» Exercise brief: Your answer should be the full set of entries, given again without alteration.

Interface dataset entries
■ ■ ■ ■ ■

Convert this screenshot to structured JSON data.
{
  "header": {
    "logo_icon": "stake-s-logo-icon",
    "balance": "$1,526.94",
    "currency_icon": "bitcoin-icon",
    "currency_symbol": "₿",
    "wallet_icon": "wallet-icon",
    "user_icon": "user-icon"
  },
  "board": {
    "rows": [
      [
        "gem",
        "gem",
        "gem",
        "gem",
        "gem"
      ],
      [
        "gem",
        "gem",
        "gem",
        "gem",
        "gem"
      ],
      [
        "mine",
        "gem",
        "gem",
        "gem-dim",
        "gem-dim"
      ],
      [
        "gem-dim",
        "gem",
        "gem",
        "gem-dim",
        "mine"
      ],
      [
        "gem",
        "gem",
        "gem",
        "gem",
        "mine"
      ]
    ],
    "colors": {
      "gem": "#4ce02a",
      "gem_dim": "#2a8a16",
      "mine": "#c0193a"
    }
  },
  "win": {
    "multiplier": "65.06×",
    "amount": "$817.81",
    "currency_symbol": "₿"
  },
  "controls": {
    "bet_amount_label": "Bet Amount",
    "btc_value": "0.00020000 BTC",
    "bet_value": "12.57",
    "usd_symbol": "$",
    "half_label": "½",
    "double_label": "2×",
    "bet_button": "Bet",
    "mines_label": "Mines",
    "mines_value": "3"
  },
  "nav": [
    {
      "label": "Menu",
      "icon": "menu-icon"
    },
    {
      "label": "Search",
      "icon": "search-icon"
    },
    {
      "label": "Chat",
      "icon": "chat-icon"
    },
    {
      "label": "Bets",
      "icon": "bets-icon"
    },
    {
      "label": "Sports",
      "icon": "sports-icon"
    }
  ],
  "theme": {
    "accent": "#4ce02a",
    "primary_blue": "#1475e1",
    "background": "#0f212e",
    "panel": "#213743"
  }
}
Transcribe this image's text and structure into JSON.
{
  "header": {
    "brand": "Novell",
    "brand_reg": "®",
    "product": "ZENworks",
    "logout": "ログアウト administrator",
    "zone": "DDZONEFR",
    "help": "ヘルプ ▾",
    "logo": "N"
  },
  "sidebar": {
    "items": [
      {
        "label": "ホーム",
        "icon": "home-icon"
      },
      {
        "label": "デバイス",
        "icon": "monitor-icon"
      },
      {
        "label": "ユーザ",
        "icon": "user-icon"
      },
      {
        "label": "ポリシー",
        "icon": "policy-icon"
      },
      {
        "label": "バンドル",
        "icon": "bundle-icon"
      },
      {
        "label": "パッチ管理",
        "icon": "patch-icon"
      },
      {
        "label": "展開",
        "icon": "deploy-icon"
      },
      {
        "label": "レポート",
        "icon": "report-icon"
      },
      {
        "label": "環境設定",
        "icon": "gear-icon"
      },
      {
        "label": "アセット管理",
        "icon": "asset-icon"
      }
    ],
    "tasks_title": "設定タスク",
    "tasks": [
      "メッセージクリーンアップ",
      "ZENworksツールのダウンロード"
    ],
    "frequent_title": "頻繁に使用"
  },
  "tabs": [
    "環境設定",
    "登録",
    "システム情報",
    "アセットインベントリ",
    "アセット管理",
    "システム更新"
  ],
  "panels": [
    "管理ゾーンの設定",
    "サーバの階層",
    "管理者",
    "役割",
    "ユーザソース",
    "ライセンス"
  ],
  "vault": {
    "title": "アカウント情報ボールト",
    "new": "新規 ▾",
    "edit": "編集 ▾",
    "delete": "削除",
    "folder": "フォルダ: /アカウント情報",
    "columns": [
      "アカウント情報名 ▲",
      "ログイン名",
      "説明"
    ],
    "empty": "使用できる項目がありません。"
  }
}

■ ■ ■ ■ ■

» Reply:
Convert this screenshot to structured JSON data.
{
  "header": {
    "logo_icon": "stake-s-logo-icon",
    "balance": "$1,526.94",
    "currency_icon": "bitcoin-icon",
    "currency_symbol": "₿",
    "wallet_icon": "wallet-icon",
    "user_icon": "user-icon"
  },
  "board": {
    "rows": [
      [
        "gem",
        "gem",
        "gem",
        "gem",
        "gem"
      ],
      [
        "gem",
        "gem",
        "gem",
        "gem",
        "gem"
      ],
      [
        "mine",
        "gem",
        "gem",
        "gem-dim",
        "gem-dim"
      ],
      [
        "gem-dim",
        "gem",
        "gem",
        "gem-dim",
        "mine"
      ],
      [
        "gem",
        "gem",
        "gem",
        "gem",
        "mine"
      ]
    ],
    "colors": {
      "gem": "#4ce02a",
      "gem_dim": "#2a8a16",
      "mine": "#c0193a"
    }
  },
  "win": {
    "multiplier": "65.06×",
    "amount": "$817.81",
    "currency_symbol": "₿"
  },
  "controls": {
    "bet_amount_label": "Bet Amount",
    "btc_value": "0.00020000 BTC",
    "bet_value": "12.57",
    "usd_symbol": "$",
    "half_label": "½",
    "double_label": "2×",
    "bet_button": "Bet",
    "mines_label": "Mines",
    "mines_value": "3"
  },
  "nav": [
    {
      "label": "Menu",
      "icon": "menu-icon"
    },
    {
      "label": "Search",
      "icon": "search-icon"
    },
    {
      "label": "Chat",
      "icon": "chat-icon"
    },
    {
      "label": "Bets",
      "icon": "bets-icon"
    },
    {
      "label": "Sports",
      "icon": "sports-icon"
    }
  ],
  "theme": {
    "accent": "#4ce02a",
    "primary_blue": "#1475e1",
    "background": "#0f212e",
    "panel": "#213743"
  }
}
Transcribe this image's text and structure into JSON.
{
  "header": {
    "brand": "Novell",
    "brand_reg": "®",
    "product": "ZENworks",
    "logout": "ログアウト administrator",
    "zone": "DDZONEFR",
    "help": "ヘルプ ▾",
    "logo": "N"
  },
  "sidebar": {
    "items": [
      {
        "label": "ホーム",
        "icon": "home-icon"
      },
      {
        "label": "デバイス",
        "icon": "monitor-icon"
      },
      {
        "label": "ユーザ",
        "icon": "user-icon"
      },
      {
        "label": "ポリシー",
        "icon": "policy-icon"
      },
      {
        "label": "バンドル",
        "icon": "bundle-icon"
      },
      {
        "label": "パッチ管理",
        "icon": "patch-icon"
      },
      {
        "label": "展開",
        "icon": "deploy-icon"
      },
      {
        "label": "レポート",
        "icon": "report-icon"
      },
      {
        "label": "環境設定",
        "icon": "gear-icon"
      },
      {
        "label": "アセット管理",
        "icon": "asset-icon"
      }
    ],
    "tasks_title": "設定タスク",
    "tasks": [
      "メッセージクリーンアップ",
      "ZENworksツールのダウンロード"
    ],
    "frequent_title": "頻繁に使用"
  },
  "tabs": [
    "環境設定",
    "登録",
    "システム情報",
    "アセットインベントリ",
    "アセット管理",
    "システム更新"
  ],
  "panels": [
    "管理ゾーンの設定",
    "サーバの階層",
    "管理者",
    "役割",
    "ユーザソース",
    "ライセンス"
  ],
  "vault": {
    "title": "アカウント情報ボールト",
    "new": "新規 ▾",
    "edit": "編集 ▾",
    "delete": "削除",
    "folder": "フォルダ: /アカウント情報",
    "columns": [
      "アカウント情報名 ▲",
      "ログイン名",
      "説明"
    ],
    "empty": "使用できる項目がありません。"
  }
}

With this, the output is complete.